The Occupational Safety and Health Administration (OSHA) published its final rule on “Occupational Exposure to Respirable Crystalline Silica” (the “Silica Rule”) on March 25, 2016, and as expected numerous manufacturing industry trade groups and others have filed legal challenges to the rule’s validity. With the outcome of these challenges uncertain, manufacturers and other affected industries are currently subject to the compliance deadlines established in the Silica Rule—June 23, 2017 for the construction industry and June 23, 2018 for general industry and maritime. Given the potential costs of compliance and penalties for noncompliance, manufacturers and other regulated industries should consider starting their compliance planning process now, while also following the progress of legal challenges to the Silica Rule to help avoid unnecessary cost in the event it is overturned.
OSHA estimates that the rule will save over 600 lives and prevent more than 900 new cases of silicosis each year, once its effects are fully realized. The Final Rule is projected to provide net benefits of about $7.7 billion, annually.
About 2.3 million workers are exposed to respirable crystalline silica in their workplaces, including 2 million construction workers who drill, cut, crush, or grind silica-containing materials such as concrete and stone, and 300,000 workers in general industry operations such as brick manufacturing, foundries, and hydraulic fracturing, also known as fracking. Responsible employers have been protecting workers from harmful exposure to respirable crystalline silica for years, using widely-available equipment that controls dust with water or a vacuum system.
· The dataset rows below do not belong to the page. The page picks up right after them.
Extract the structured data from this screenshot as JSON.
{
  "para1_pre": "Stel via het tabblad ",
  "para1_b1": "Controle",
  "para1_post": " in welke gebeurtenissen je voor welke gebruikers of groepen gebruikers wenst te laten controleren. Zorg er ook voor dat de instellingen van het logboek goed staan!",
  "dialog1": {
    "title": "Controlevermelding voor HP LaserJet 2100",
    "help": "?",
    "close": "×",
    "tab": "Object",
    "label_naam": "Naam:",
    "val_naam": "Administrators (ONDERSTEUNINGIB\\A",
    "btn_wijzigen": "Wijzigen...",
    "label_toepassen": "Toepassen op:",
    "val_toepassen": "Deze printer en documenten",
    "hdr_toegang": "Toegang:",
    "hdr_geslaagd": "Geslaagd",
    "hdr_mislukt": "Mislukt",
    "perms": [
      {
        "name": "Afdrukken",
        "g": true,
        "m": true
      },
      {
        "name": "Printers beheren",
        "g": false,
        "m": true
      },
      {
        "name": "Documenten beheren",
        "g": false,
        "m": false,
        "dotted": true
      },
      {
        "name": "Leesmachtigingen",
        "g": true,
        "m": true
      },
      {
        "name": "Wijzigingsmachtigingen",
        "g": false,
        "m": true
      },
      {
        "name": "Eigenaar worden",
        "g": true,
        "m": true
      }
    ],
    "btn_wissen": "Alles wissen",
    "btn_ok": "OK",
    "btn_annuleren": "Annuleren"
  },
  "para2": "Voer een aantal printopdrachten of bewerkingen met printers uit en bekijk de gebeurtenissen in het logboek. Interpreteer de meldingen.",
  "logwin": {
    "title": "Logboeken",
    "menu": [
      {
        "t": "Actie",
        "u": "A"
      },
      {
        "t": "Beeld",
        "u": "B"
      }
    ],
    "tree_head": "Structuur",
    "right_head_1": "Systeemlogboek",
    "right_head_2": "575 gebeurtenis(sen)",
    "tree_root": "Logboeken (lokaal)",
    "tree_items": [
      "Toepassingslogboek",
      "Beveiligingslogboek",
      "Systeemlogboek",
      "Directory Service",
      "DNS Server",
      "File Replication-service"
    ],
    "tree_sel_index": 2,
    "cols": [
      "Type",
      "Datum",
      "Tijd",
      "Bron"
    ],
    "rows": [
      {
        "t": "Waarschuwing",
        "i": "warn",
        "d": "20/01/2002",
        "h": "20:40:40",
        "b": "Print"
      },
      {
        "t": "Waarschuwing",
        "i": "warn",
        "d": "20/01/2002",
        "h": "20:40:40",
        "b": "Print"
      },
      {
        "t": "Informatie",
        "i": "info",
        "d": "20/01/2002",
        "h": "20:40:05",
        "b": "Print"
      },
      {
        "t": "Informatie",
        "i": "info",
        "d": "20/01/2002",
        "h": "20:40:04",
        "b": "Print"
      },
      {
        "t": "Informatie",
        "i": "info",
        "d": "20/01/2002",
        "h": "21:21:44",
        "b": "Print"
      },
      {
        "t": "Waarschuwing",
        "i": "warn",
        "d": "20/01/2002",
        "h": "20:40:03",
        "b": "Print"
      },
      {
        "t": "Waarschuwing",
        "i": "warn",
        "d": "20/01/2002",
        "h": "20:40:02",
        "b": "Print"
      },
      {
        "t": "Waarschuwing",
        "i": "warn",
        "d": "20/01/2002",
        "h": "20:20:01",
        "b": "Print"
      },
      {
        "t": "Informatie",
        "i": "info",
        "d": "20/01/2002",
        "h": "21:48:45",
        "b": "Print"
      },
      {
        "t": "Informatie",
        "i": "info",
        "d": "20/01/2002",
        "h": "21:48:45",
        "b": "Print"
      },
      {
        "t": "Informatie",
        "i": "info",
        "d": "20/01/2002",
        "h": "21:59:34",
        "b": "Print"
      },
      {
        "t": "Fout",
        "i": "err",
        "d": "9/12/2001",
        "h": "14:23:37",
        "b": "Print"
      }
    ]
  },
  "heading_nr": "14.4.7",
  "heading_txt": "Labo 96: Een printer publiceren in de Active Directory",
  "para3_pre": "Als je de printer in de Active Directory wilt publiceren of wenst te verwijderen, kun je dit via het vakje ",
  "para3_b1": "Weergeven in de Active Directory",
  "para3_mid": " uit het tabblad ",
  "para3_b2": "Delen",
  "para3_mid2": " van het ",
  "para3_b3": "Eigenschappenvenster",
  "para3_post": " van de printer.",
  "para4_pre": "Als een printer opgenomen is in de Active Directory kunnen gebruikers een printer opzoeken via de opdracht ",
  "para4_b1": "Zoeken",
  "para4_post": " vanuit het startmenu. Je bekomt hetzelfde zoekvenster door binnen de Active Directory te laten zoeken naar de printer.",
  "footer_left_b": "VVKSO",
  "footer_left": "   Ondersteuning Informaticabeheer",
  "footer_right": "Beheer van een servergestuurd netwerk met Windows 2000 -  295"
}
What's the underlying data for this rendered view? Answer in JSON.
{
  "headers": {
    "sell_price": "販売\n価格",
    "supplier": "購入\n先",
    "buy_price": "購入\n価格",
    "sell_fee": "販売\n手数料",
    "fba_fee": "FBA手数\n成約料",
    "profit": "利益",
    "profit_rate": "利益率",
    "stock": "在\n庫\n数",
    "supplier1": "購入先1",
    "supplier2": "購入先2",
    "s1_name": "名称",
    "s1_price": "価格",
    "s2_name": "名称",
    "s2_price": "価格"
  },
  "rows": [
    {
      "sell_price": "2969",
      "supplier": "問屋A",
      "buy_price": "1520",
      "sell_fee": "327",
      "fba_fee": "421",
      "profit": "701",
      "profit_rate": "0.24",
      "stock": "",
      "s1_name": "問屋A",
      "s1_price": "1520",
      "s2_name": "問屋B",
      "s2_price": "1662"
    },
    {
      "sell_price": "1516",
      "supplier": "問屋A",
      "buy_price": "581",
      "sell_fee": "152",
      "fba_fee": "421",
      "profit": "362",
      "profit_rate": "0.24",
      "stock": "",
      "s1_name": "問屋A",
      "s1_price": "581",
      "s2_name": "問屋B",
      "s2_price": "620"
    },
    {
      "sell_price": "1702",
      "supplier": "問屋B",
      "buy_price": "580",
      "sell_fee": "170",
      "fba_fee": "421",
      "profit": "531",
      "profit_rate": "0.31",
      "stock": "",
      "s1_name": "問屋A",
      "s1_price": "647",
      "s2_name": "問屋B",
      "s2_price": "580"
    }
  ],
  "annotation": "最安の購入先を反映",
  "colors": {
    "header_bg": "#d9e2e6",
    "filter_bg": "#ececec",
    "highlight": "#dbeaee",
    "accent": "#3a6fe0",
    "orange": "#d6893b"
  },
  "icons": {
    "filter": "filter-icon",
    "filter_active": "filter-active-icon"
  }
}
Reduces the permissible exposure limit (PEL) for respirable crystalline silica to 50 micrograms per cubic meter of air, averaged over an 8-hour shift.
Requires employers to: use engineering controls (such as water or ventilation) to limit worker exposure to the PEL; provide respirators when engineering controls cannot adequately limit exposure; limit worker access to high exposure areas; develop a written exposure control plan, offer medical exams to highly exposed workers, and train workers on silica risks and how to limit exposures.
Provides medical exams to monitor highly exposed workers and gives them information about their lung health.
Provides flexibility to help employers — especially small businesses — protect workers from silica exposure.
Both standards contained in the final rule take effect on June 23, 2016., after which industries have one to five years to comply with most requirements, based on the following schedule:
- Construction – June 23, 2017, one year after the effective date.
- General Industry and Maritime – June 23, 2018, two years after the effective date.
- Hydraulic Fracturing – June 23, 2018, two years after the effective date for all provisions except Engineering Controls, which have a compliance date of June 23, 2021.
As of this writing there were at least seven different challenges filed in six different U.S. federal courts of appeals across the country, all of which OSHA is seeking to consolidate into a single case. Regardless of whether the cases are consolidated, it is possible the challengers will request that the Silica Rule be stayed while the legal proceedings run their course. For that reason, manufacturers and other regulated entities should follow these proceedings closely, as their outcome may impact compliance planning and related business considerations.